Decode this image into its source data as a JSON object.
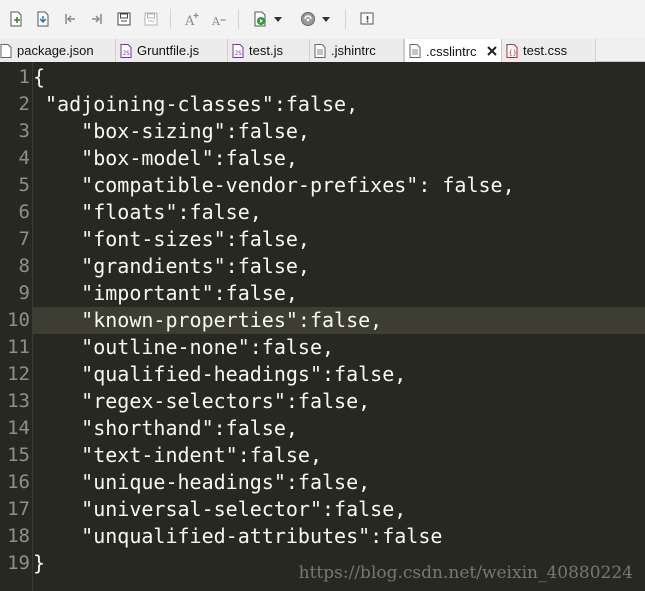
{
  "toolbar": {
    "buttons": [
      {
        "icon": "new-file-icon"
      },
      {
        "icon": "open-file-icon"
      },
      {
        "icon": "step-back-icon"
      },
      {
        "icon": "step-forward-icon"
      },
      {
        "icon": "save-icon"
      },
      {
        "icon": "save-all-icon"
      },
      {
        "icon": "font-increase-icon"
      },
      {
        "icon": "font-decrease-icon"
      },
      {
        "icon": "run-icon"
      },
      {
        "icon": "debug-icon"
      },
      {
        "icon": "info-icon"
      }
    ],
    "font_increase_glyph": "A",
    "font_decrease_glyph": "A",
    "info_glyph": "!"
  },
  "tabs": [
    {
      "label": "package.json",
      "icon": "json-file-icon",
      "active": false
    },
    {
      "label": "Gruntfile.js",
      "icon": "js-file-icon",
      "active": false
    },
    {
      "label": "test.js",
      "icon": "js-file-icon",
      "active": false
    },
    {
      "label": ".jshintrc",
      "icon": "text-file-icon",
      "active": false
    },
    {
      "label": ".csslintrc",
      "icon": "text-file-icon",
      "active": true
    },
    {
      "label": "test.css",
      "icon": "css-file-icon",
      "active": false
    }
  ],
  "editor": {
    "current_line": 10,
    "line_numbers": [
      "1",
      "2",
      "3",
      "4",
      "5",
      "6",
      "7",
      "8",
      "9",
      "10",
      "11",
      "12",
      "13",
      "14",
      "15",
      "16",
      "17",
      "18",
      "19"
    ],
    "lines": [
      "{",
      " \"adjoining-classes\":false,",
      "    \"box-sizing\":false,",
      "    \"box-model\":false,",
      "    \"compatible-vendor-prefixes\": false,",
      "    \"floats\":false,",
      "    \"font-sizes\":false,",
      "    \"grandients\":false,",
      "    \"important\":false,",
      "    \"known-properties\":false,",
      "    \"outline-none\":false,",
      "    \"qualified-headings\":false,",
      "    \"regex-selectors\":false,",
      "    \"shorthand\":false,",
      "    \"text-indent\":false,",
      "    \"unique-headings\":false,",
      "    \"universal-selector\":false,",
      "    \"unqualified-attributes\":false",
      "}"
    ],
    "watermark": "https://blog.csdn.net/weixin_40880224",
    "colors": {
      "background": "#272822",
      "text": "#f8f8f2",
      "line_number": "#8f908a",
      "current_line": "#3e3d32"
    }
  }
}
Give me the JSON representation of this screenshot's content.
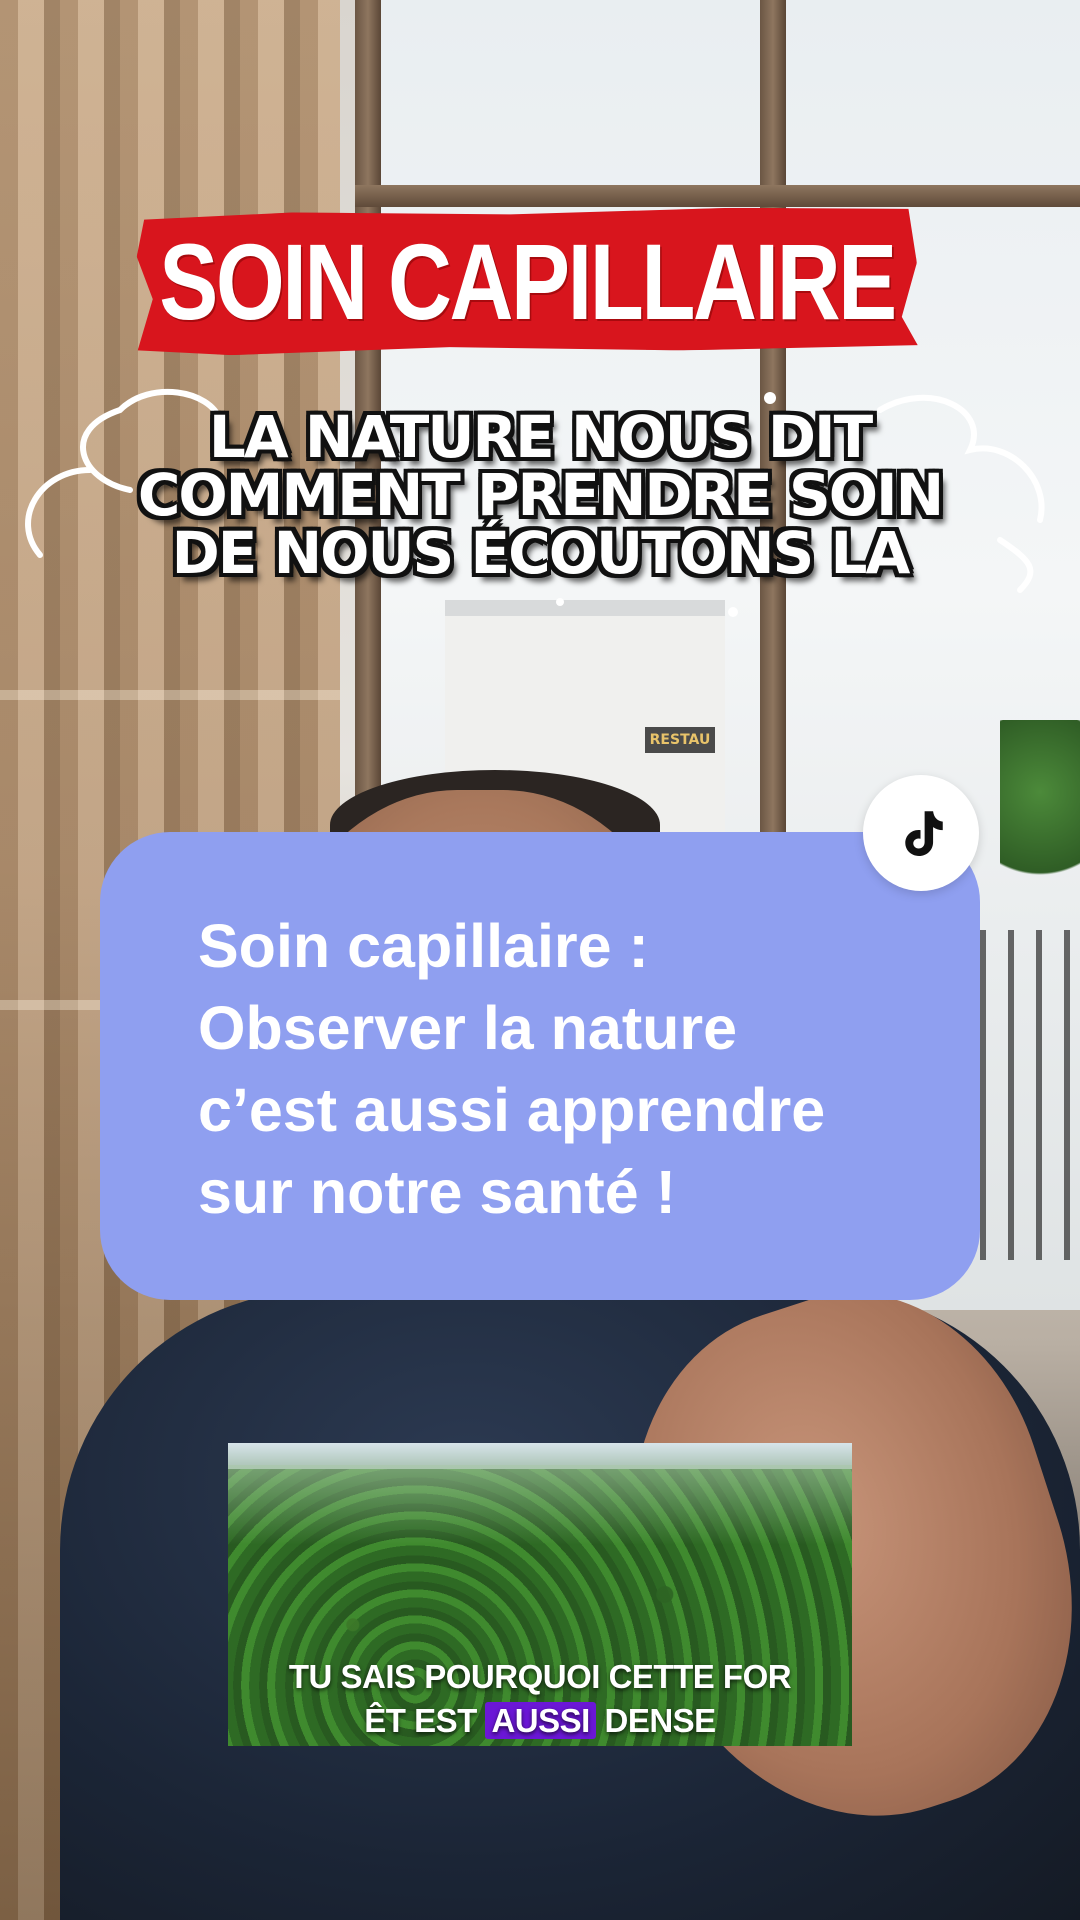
{
  "title_banner": {
    "text": "SOIN CAPILLAIRE",
    "color": "#d8151d"
  },
  "subtitle": {
    "lines": [
      "LA NATURE NOUS DIT",
      "COMMENT PRENDRE SOIN",
      "DE NOUS ÉCOUTONS LA"
    ]
  },
  "tiktok": {
    "icon": "tiktok-logo-icon"
  },
  "card": {
    "lines": [
      "Soin capillaire :",
      "Observer la nature",
      "c’est aussi apprendre",
      "sur notre santé !"
    ],
    "color": "#8f9ff0"
  },
  "background": {
    "sign_text": "RESTAU"
  },
  "inset_video": {
    "caption_line1": "TU SAIS POURQUOI CETTE FOR",
    "caption_line2_before": "ÊT EST ",
    "caption_line2_highlight": "AUSSI",
    "caption_line2_after": " DENSE",
    "highlight_color": "#6b17d6"
  }
}
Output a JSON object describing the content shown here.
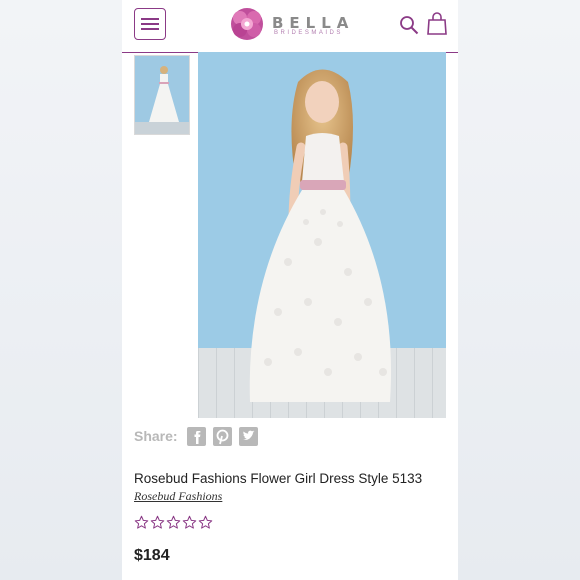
{
  "header": {
    "logo_title": "BELLA",
    "logo_subtitle": "BRIDESMAIDS"
  },
  "share": {
    "label": "Share:",
    "icons": [
      "facebook-icon",
      "pinterest-icon",
      "twitter-icon"
    ]
  },
  "product": {
    "title": "Rosebud Fashions Flower Girl Dress Style 5133",
    "brand": "Rosebud Fashions",
    "rating": 0,
    "rating_max": 5,
    "price": "$184"
  },
  "colors": {
    "brand": "#8b3a86",
    "backdrop": "#9ccbe6",
    "share_gray": "#b8b8b8"
  }
}
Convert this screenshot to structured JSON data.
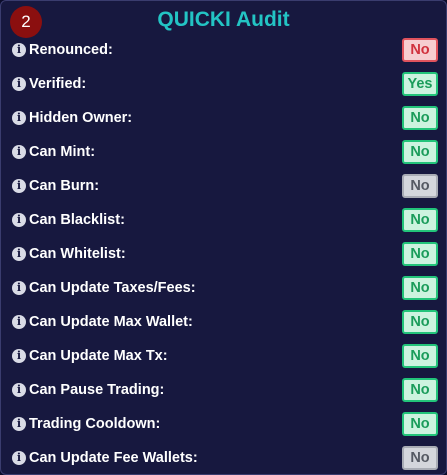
{
  "header": {
    "step_number": "2",
    "title": "QUICKI Audit"
  },
  "info_icon_glyph": "i",
  "status_colors": {
    "green": "#23c47a",
    "red": "#e0535d",
    "gray": "#a9acb5"
  },
  "rows": [
    {
      "label": "Renounced:",
      "value": "No",
      "status": "red"
    },
    {
      "label": "Verified:",
      "value": "Yes",
      "status": "green"
    },
    {
      "label": "Hidden Owner:",
      "value": "No",
      "status": "green"
    },
    {
      "label": "Can Mint:",
      "value": "No",
      "status": "green"
    },
    {
      "label": "Can Burn:",
      "value": "No",
      "status": "gray"
    },
    {
      "label": "Can Blacklist:",
      "value": "No",
      "status": "green"
    },
    {
      "label": "Can Whitelist:",
      "value": "No",
      "status": "green"
    },
    {
      "label": "Can Update Taxes/Fees:",
      "value": "No",
      "status": "green"
    },
    {
      "label": "Can Update Max Wallet:",
      "value": "No",
      "status": "green"
    },
    {
      "label": "Can Update Max Tx:",
      "value": "No",
      "status": "green"
    },
    {
      "label": "Can Pause Trading:",
      "value": "No",
      "status": "green"
    },
    {
      "label": "Trading Cooldown:",
      "value": "No",
      "status": "green"
    },
    {
      "label": "Can Update Fee Wallets:",
      "value": "No",
      "status": "gray"
    }
  ]
}
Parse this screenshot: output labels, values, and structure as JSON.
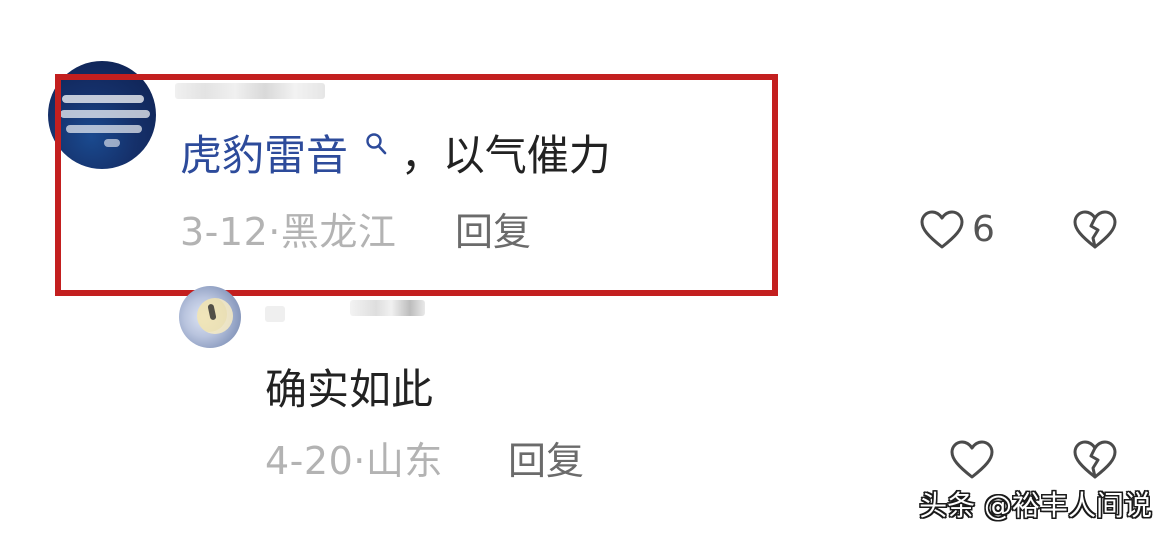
{
  "comments": [
    {
      "mention": "虎豹雷音",
      "body": "，以气催力",
      "date": "3-12",
      "location": "黑龙江",
      "reply_label": "回复",
      "likes": "6"
    },
    {
      "body": "确实如此",
      "date": "4-20",
      "location": "山东",
      "reply_label": "回复",
      "likes": ""
    }
  ],
  "meta_separator": "·",
  "watermark": "头条 @裕丰人间说",
  "colors": {
    "highlight": "#c31f1f",
    "mention": "#2d4b9b",
    "meta": "#b3b3b3",
    "body": "#222222",
    "reply": "#6b6b6b",
    "icon": "#4b4b4b"
  },
  "icons": {
    "mention_icon": "search-icon",
    "like_icon": "heart-outline-icon",
    "dislike_icon": "broken-heart-outline-icon"
  }
}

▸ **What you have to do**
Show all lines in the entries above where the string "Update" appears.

▸ **Problem solution**
      "label": "Can Update Taxes/Fees:",
      "label": "Can Update Max Wallet:",
      "label": "Can Update Max Tx:",
      "label": "Can Update Fee Wallets:",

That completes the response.